January 23, 1939.
January 30, 1939.
Appeals — Review — New trial — Error of law — Abuse of discretion.
1. A trial court has inherent discretionary power to grant a new trial, and an order granting a new trial is subject to review only where there exists clear error of law or a palpable abuse of discretion. 
2. Where, after an appeal, a new trial was ordered to obtain clarifying evidence on a material issue, and at the second trial, through no fault of the parties to the appeal, a material witness on the question did not appear and testify and a verdict was returned for one defendant, after which the court ordered a third trial so that the testimony might be obtained, it was held that the order of the court did not constitute reversible error. [487-8]
Argued January 23, 1939.
Before KEPHART, C. J., SCHAFFER, MAXEY, DREW, LINN, STERN and BARNES, JJ.
Appeals, Nos. 9 and 10, Jan. T., 1939, from order of C. P. Berks Co., April T., 1935, No. 249, in case of Virginia Kline, by her father and next friend, Gordon S. Kline, and Gordon S. Kline v. Harry B. Moyer and M. Albert.

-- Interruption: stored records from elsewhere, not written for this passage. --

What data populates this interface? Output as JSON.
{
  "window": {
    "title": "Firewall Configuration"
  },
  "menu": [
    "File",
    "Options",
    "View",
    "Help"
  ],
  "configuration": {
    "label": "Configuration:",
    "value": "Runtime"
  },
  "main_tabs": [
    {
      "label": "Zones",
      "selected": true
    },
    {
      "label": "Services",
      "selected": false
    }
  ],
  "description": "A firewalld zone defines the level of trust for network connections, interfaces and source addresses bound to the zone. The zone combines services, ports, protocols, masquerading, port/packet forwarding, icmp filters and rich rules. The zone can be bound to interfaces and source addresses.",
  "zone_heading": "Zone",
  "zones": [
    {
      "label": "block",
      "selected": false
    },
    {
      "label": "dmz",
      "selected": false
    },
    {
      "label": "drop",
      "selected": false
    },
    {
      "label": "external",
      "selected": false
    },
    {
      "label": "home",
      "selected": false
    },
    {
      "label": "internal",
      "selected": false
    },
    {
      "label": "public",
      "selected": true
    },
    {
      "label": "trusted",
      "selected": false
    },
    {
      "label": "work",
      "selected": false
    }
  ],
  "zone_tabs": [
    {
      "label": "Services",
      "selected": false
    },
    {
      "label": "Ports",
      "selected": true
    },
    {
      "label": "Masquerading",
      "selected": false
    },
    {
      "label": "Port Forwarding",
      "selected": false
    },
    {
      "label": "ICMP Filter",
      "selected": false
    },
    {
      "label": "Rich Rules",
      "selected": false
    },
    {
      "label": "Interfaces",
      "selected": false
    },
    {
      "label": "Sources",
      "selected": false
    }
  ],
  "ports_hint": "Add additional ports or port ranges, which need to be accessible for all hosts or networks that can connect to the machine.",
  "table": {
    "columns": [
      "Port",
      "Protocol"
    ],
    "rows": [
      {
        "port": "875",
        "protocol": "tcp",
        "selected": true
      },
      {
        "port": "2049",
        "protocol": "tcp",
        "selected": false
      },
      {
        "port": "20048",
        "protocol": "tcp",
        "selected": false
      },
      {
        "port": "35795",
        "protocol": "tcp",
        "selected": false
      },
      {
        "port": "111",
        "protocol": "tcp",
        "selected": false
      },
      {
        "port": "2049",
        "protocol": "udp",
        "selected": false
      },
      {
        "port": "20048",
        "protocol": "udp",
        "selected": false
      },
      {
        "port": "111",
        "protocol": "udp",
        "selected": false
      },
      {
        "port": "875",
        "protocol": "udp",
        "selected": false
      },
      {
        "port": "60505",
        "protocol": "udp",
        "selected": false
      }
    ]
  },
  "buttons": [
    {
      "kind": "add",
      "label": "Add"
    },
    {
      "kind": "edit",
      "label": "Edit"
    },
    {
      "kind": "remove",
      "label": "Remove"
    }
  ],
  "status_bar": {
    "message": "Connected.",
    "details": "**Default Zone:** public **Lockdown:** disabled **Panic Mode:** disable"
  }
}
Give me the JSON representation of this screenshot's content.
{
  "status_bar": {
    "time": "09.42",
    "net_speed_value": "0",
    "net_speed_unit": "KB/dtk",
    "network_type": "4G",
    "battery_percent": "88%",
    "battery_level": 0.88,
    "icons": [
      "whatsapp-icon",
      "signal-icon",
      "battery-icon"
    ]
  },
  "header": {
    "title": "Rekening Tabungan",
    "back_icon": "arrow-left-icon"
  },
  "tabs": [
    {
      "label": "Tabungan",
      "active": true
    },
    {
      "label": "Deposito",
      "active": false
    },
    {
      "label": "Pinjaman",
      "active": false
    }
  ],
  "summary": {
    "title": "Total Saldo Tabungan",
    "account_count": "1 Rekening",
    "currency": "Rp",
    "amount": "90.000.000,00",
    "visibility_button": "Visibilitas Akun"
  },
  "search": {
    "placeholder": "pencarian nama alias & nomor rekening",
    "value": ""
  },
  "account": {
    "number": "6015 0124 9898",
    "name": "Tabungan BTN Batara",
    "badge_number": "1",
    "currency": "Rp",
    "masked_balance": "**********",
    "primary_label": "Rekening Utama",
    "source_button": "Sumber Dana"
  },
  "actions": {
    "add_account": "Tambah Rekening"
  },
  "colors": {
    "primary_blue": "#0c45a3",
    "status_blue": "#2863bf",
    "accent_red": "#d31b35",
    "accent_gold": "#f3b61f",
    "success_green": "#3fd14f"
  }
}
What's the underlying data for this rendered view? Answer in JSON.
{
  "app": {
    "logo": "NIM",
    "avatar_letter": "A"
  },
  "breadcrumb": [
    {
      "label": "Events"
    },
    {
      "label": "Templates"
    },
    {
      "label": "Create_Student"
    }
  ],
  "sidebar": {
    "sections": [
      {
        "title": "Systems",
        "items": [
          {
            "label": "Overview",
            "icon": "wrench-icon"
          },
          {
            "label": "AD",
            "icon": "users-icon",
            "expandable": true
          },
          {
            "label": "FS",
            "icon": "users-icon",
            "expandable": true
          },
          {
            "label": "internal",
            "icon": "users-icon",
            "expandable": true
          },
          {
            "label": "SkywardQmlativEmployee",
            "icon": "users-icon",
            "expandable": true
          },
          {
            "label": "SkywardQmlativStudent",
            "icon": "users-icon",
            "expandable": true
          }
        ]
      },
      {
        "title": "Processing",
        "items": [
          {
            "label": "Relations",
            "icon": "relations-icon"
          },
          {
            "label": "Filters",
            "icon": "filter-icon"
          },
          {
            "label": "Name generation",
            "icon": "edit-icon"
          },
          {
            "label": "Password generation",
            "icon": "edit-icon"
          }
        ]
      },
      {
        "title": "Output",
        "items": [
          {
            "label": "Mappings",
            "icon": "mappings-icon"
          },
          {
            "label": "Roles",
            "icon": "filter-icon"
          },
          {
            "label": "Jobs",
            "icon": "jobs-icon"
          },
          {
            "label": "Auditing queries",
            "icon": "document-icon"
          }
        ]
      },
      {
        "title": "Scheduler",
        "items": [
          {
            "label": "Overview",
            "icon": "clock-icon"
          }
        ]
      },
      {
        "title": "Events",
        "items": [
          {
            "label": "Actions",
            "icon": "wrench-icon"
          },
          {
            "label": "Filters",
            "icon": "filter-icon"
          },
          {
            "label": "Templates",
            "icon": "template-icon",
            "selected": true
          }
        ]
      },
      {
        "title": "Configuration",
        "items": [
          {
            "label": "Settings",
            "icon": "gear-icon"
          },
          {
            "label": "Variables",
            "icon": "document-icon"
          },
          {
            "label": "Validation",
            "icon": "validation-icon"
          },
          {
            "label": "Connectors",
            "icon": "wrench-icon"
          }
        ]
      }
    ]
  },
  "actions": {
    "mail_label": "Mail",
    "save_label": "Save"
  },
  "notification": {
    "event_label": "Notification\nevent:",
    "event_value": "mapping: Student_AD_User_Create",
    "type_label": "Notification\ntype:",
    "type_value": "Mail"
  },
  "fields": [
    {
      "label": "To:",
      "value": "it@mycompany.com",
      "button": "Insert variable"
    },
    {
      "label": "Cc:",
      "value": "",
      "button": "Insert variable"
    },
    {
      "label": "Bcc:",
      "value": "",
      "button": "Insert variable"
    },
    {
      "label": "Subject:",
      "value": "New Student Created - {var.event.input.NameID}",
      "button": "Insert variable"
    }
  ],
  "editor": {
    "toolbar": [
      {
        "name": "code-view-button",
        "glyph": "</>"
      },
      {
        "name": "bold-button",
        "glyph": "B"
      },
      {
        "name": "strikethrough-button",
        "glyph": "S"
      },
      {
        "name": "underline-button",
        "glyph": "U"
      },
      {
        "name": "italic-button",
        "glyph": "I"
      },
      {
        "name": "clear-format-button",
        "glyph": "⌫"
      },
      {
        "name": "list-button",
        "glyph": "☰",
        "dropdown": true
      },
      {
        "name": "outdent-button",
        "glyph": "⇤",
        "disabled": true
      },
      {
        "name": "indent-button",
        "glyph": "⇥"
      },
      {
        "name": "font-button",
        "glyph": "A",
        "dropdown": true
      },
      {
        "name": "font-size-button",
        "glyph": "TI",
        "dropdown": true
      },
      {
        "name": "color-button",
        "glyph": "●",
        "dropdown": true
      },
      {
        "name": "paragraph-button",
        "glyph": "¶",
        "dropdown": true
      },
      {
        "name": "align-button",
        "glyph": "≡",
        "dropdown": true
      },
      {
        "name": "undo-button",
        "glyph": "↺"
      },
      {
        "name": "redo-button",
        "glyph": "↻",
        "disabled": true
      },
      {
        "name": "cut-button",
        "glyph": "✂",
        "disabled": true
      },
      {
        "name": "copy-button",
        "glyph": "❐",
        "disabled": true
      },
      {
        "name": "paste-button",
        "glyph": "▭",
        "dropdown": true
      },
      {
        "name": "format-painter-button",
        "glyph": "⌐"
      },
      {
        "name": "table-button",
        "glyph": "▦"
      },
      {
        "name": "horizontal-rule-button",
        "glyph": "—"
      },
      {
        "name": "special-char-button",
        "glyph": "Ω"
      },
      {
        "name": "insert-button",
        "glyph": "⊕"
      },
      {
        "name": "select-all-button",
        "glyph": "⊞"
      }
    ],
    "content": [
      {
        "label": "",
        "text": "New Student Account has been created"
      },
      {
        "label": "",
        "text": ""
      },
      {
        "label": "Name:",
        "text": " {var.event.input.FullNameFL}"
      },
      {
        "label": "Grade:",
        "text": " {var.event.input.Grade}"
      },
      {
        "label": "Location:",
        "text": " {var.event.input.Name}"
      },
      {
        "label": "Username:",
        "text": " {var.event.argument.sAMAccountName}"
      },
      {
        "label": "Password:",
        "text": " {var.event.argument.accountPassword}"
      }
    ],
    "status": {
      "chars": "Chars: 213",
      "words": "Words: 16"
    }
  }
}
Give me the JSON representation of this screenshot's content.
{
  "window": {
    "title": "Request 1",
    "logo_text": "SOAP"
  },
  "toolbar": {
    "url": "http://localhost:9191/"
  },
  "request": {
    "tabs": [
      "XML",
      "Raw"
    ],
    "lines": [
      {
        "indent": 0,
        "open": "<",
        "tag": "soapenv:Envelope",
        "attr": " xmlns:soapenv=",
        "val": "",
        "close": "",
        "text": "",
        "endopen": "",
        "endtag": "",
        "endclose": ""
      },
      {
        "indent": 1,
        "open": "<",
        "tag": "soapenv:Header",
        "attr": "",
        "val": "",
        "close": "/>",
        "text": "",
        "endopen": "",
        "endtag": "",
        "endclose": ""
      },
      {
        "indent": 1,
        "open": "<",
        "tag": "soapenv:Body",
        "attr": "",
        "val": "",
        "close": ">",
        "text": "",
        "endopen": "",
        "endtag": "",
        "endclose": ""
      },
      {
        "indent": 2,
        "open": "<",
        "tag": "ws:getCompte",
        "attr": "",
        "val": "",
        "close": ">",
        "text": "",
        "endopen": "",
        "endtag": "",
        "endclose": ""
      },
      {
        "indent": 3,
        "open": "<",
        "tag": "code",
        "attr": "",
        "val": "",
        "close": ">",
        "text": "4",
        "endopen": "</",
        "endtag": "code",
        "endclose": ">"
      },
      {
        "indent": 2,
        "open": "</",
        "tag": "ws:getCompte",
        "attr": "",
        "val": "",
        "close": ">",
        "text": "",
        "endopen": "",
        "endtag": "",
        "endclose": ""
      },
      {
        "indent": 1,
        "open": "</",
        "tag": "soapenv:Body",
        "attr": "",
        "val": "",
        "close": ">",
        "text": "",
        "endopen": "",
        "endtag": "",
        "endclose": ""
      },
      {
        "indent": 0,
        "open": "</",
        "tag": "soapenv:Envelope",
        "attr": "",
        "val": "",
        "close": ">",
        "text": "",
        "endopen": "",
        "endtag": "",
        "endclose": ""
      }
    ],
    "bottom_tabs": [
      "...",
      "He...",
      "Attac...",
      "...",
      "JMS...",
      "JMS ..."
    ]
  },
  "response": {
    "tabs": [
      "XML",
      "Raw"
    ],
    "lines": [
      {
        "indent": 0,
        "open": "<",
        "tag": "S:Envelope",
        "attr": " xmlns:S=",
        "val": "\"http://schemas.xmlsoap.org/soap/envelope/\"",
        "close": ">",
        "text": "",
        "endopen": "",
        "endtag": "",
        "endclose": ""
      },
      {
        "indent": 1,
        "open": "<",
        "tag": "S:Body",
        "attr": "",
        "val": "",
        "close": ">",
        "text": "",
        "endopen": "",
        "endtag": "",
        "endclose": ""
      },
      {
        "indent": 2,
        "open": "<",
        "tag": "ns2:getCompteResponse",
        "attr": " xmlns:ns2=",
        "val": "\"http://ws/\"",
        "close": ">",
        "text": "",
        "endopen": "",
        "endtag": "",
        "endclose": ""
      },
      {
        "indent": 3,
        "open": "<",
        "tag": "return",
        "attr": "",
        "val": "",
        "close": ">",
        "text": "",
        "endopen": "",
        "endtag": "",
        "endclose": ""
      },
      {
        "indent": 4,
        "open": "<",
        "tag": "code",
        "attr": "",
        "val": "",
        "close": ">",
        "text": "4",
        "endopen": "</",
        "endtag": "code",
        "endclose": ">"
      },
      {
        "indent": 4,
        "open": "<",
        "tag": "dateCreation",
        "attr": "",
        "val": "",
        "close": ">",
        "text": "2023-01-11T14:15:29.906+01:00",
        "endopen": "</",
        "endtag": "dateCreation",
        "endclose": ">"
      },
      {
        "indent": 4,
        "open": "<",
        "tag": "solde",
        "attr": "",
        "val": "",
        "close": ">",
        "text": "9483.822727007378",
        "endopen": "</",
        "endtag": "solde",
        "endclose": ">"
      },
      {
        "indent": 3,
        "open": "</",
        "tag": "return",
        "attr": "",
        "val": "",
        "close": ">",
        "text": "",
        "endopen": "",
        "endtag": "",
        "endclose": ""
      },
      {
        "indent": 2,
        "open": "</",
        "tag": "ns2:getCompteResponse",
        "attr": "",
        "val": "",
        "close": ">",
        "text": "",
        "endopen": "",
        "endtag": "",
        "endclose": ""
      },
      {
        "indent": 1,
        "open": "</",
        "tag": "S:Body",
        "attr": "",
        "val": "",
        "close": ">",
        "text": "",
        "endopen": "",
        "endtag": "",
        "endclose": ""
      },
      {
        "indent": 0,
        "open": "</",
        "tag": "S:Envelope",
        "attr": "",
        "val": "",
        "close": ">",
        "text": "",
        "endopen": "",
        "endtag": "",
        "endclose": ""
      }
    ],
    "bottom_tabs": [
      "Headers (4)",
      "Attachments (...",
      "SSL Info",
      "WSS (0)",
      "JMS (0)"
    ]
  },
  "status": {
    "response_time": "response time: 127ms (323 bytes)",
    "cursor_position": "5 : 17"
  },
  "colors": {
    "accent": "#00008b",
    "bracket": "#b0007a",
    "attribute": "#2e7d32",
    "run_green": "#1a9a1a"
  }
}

Order affirmed.
Trespass for personal injuries. Before SCHAEFFER, P. J.
The opinion of the Supreme Court states the facts.
Verdicts, for minor plaintiff in sum of $1,500, and for parent plaintiff in sum of $500, against one defendant, and verdict in favor of other defendant as to both plaintiffs. Motion by plaintiffs for a new trial as to both defendants granted. Second defendant appealed.
Errors assigned related to the action of the court below in claiming a new trial.
Glenn A. Troutman, of Wesley, Wagoner, Troutman McWilliams, with him Paul D. Edelman, for appellant.
Charles H. Weidner and Stevens Lee, for appellees, were not heard.
The factual situation and the principles of law applicable to the merits of this case are fully set forth in the opinion on the first appeal, reported in 325 Pa. 357, when this Court ordered a new trial. Clarifying evidence was to be presented as to whether appellant's negligence was concurrent or wholly independent; that is, whether or not the co-defendant Moyer could have avoided the injury had he exercised reasonable care after sighting appellant's truck, thereby breaking the causal connection between appellant's, negligence and appellee's injuries. Through no fault of the parties to the present appeal, a material witness on this question did not testify at the second trial, with the result that the necessary evidence was not presented and a verdict was returned for appellant. The court below granted a new trial, stating: "We are of the opinion that in the interest of justice there should be a new trial in order that the plaintiffs or the defendant Albert may produce the necessary clarifying evidence, if obtainable. Neither of them, so far as the record discloses, had any reason to know before the last trial that Moyer would not again produce and examine Zerr; they or either of them may now do so." Appellant urges that the award of a new trial was an abuse of discretion.
It is fundamental that the trial court has inherent discretionary power to grant a new trial, subject to review only where there is "clear error of law or palpable abuse of discretion": Frank v. Bayuk, 322 Pa. 282, 283. It was certainly no abuse of discretion to allow a new trial to further the interests of justice, through a new opportunity to obtain the testimony of a witness whose absence was satisfactorily explained. Justice may on occasion require more than one new trial.
See Dinan v. Supreme Council, 213 Pa. 489, 491-2; Lamberton Nat. Bank v. Shakespeare et al., 321 Pa. 449, 451; Reiser v. Smith, 328 Pa. 392.
See Evans v. Penn Mutual Life Ins. Co., 322 Pa. 547, 559.
Appellant was not entitled to a directed verdict as a matter of law, and no assignment of error raises any such question, though it is set forth in the questions involved. Walters v. Federal Life Ins. Co., 320 Pa. 588, and Petkov v. Metropolitan Life Ins. Co., 321 Pa. 14, cited by appellant, are distinguishable on the ground that in those cases binding instructions should have been given, as a matter of law, and were requested. See Frank v. Bayuk, 322 Pa. 282, 284.
Order affirmed at appellant's cost.